▶ [Task to carry out]:
Print the whole listing, character for character.

• • • • • • •

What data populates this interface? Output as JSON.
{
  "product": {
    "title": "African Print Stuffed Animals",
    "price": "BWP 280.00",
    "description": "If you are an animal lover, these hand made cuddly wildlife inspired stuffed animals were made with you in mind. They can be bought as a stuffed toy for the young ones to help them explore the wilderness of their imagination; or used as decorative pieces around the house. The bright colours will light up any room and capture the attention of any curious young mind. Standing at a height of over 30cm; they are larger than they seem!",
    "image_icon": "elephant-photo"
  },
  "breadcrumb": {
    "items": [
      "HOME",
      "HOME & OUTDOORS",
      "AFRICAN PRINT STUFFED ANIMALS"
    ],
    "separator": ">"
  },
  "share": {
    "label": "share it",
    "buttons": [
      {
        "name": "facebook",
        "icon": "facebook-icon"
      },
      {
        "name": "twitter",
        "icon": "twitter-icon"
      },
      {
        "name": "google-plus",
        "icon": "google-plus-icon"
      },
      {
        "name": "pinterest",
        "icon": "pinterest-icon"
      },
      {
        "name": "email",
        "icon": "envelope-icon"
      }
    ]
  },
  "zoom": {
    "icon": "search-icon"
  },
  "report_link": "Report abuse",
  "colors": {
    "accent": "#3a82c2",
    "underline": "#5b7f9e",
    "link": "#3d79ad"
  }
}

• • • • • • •

▶ [Answer to the problem]:
What data populates this interface? Output as JSON.
{
  "product": {
    "title": "African Print Stuffed Animals",
    "price": "BWP 280.00",
    "description": "If you are an animal lover, these hand made cuddly wildlife inspired stuffed animals were made with you in mind. They can be bought as a stuffed toy for the young ones to help them explore the wilderness of their imagination; or used as decorative pieces around the house. The bright colours will light up any room and capture the attention of any curious young mind. Standing at a height of over 30cm; they are larger than they seem!",
    "image_icon": "elephant-photo"
  },
  "breadcrumb": {
    "items": [
      "HOME",
      "HOME & OUTDOORS",
      "AFRICAN PRINT STUFFED ANIMALS"
    ],
    "separator": ">"
  },
  "share": {
    "label": "share it",
    "buttons": [
      {
        "name": "facebook",
        "icon": "facebook-icon"
      },
      {
        "name": "twitter",
        "icon": "twitter-icon"
      },
      {
        "name": "google-plus",
        "icon": "google-plus-icon"
      },
      {
        "name": "pinterest",
        "icon": "pinterest-icon"
      },
      {
        "name": "email",
        "icon": "envelope-icon"
      }
    ]
  },
  "zoom": {
    "icon": "search-icon"
  },
  "report_link": "Report abuse",
  "colors": {
    "accent": "#3a82c2",
    "underline": "#5b7f9e",
    "link": "#3d79ad"
  }
}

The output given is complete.